Gather every line of the entries that includes the word "Subject".

___ Information shown ___

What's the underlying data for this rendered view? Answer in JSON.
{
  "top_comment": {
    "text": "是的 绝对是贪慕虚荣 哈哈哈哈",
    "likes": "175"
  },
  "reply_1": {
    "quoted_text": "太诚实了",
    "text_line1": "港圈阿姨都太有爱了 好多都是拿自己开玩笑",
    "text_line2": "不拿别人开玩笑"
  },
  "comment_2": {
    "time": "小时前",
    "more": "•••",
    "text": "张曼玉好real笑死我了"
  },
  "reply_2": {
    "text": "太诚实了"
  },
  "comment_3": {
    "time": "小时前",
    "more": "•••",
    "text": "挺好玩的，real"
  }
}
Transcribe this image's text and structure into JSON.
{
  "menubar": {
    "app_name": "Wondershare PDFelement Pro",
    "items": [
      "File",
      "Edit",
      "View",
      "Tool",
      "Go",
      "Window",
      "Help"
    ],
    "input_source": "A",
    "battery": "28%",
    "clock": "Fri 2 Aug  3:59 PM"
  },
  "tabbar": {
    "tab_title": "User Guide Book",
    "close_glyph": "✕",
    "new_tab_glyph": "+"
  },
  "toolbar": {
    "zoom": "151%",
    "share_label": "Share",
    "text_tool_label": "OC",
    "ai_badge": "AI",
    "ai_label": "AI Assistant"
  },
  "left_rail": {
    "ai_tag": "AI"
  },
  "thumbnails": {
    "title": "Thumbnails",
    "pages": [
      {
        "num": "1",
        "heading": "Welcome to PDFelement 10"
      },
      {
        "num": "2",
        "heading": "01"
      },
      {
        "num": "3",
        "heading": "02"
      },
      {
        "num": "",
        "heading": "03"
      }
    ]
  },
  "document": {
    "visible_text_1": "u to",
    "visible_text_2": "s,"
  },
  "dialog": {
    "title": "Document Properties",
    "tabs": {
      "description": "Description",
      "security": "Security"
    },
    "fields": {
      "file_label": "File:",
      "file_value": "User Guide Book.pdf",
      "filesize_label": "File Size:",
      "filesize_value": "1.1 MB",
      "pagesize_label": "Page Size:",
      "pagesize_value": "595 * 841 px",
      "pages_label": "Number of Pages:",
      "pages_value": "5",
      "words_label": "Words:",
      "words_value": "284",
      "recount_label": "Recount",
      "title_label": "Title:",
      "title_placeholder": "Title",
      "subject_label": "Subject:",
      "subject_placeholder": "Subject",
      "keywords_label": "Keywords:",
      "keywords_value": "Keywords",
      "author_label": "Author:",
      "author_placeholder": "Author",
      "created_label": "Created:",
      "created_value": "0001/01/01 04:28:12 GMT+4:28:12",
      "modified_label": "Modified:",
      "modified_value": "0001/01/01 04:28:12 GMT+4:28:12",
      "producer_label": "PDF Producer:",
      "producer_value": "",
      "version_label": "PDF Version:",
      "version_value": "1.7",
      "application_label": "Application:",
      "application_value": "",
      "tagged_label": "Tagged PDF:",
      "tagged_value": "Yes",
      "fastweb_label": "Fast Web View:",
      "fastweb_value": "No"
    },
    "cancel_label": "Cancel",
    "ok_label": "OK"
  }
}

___

Your response »
      "subject_label": "Subject:",
      "subject_placeholder": "Subject",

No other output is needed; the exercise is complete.